Every record below must come back exactly as given.

* * * *

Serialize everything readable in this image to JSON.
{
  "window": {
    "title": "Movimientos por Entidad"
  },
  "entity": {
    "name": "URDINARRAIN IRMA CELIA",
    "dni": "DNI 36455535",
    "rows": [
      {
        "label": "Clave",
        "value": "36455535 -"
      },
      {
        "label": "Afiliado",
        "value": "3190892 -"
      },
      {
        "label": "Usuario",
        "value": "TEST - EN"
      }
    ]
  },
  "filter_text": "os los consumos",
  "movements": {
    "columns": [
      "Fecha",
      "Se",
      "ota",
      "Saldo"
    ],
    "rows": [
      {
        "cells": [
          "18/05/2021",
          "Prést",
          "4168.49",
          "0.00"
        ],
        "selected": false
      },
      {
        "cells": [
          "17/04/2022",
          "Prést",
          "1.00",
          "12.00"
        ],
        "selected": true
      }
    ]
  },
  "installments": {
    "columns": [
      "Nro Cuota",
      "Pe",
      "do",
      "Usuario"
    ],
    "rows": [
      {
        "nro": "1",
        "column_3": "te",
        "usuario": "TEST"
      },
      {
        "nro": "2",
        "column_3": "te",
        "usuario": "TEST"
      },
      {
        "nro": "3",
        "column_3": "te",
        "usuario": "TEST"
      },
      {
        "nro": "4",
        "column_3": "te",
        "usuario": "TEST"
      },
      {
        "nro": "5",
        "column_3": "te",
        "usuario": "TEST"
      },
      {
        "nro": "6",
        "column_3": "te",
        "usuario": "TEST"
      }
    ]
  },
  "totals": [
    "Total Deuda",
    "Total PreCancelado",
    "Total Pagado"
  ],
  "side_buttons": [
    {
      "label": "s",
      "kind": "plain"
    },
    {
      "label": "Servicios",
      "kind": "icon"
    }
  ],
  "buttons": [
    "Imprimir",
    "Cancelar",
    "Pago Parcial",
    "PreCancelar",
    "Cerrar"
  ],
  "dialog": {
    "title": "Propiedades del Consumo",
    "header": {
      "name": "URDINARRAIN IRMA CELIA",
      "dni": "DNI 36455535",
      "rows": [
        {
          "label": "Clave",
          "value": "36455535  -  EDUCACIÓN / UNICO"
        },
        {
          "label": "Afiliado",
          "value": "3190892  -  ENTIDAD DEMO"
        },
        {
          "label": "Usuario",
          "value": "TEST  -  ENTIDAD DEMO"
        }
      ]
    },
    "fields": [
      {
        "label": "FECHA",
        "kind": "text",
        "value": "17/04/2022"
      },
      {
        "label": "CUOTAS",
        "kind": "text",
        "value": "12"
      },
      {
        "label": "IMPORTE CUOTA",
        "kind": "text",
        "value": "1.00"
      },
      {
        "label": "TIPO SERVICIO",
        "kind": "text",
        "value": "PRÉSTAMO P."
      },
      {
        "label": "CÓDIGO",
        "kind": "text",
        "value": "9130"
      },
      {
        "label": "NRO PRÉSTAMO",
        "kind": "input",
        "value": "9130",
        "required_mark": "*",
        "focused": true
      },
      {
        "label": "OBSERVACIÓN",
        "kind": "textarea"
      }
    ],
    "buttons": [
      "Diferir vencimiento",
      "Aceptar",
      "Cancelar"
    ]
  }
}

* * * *

— Problem solution —
Serialize everything readable in this image to JSON.
{
  "window": {
    "title": "Movimientos por Entidad"
  },
  "entity": {
    "name": "URDINARRAIN IRMA CELIA",
    "dni": "DNI 36455535",
    "rows": [
      {
        "label": "Clave",
        "value": "36455535 -"
      },
      {
        "label": "Afiliado",
        "value": "3190892 -"
      },
      {
        "label": "Usuario",
        "value": "TEST - EN"
      }
    ]
  },
  "filter_text": "os los consumos",
  "movements": {
    "columns": [
      "Fecha",
      "Se",
      "ota",
      "Saldo"
    ],
    "rows": [
      {
        "cells": [
          "18/05/2021",
          "Prést",
          "4168.49",
          "0.00"
        ],
        "selected": false
      },
      {
        "cells": [
          "17/04/2022",
          "Prést",
          "1.00",
          "12.00"
        ],
        "selected": true
      }
    ]
  },
  "installments": {
    "columns": [
      "Nro Cuota",
      "Pe",
      "do",
      "Usuario"
    ],
    "rows": [
      {
        "nro": "1",
        "column_3": "te",
        "usuario": "TEST"
      },
      {
        "nro": "2",
        "column_3": "te",
        "usuario": "TEST"
      },
      {
        "nro": "3",
        "column_3": "te",
        "usuario": "TEST"
      },
      {
        "nro": "4",
        "column_3": "te",
        "usuario": "TEST"
      },
      {
        "nro": "5",
        "column_3": "te",
        "usuario": "TEST"
      },
      {
        "nro": "6",
        "column_3": "te",
        "usuario": "TEST"
      }
    ]
  },
  "totals": [
    "Total Deuda",
    "Total PreCancelado",
    "Total Pagado"
  ],
  "side_buttons": [
    {
      "label": "s",
      "kind": "plain"
    },
    {
      "label": "Servicios",
      "kind": "icon"
    }
  ],
  "buttons": [
    "Imprimir",
    "Cancelar",
    "Pago Parcial",
    "PreCancelar",
    "Cerrar"
  ],
  "dialog": {
    "title": "Propiedades del Consumo",
    "header": {
      "name": "URDINARRAIN IRMA CELIA",
      "dni": "DNI 36455535",
      "rows": [
        {
          "label": "Clave",
          "value": "36455535  -  EDUCACIÓN / UNICO"
        },
        {
          "label": "Afiliado",
          "value": "3190892  -  ENTIDAD DEMO"
        },
        {
          "label": "Usuario",
          "value": "TEST  -  ENTIDAD DEMO"
        }
      ]
    },
    "fields": [
      {
        "label": "FECHA",
        "kind": "text",
        "value": "17/04/2022"
      },
      {
        "label": "CUOTAS",
        "kind": "text",
        "value": "12"
      },
      {
        "label": "IMPORTE CUOTA",
        "kind": "text",
        "value": "1.00"
      },
      {
        "label": "TIPO SERVICIO",
        "kind": "text",
        "value": "PRÉSTAMO P."
      },
      {
        "label": "CÓDIGO",
        "kind": "text",
        "value": "9130"
      },
      {
        "label": "NRO PRÉSTAMO",
        "kind": "input",
        "value": "9130",
        "required_mark": "*",
        "focused": true
      },
      {
        "label": "OBSERVACIÓN",
        "kind": "textarea"
      }
    ],
    "buttons": [
      "Diferir vencimiento",
      "Aceptar",
      "Cancelar"
    ]
  }
}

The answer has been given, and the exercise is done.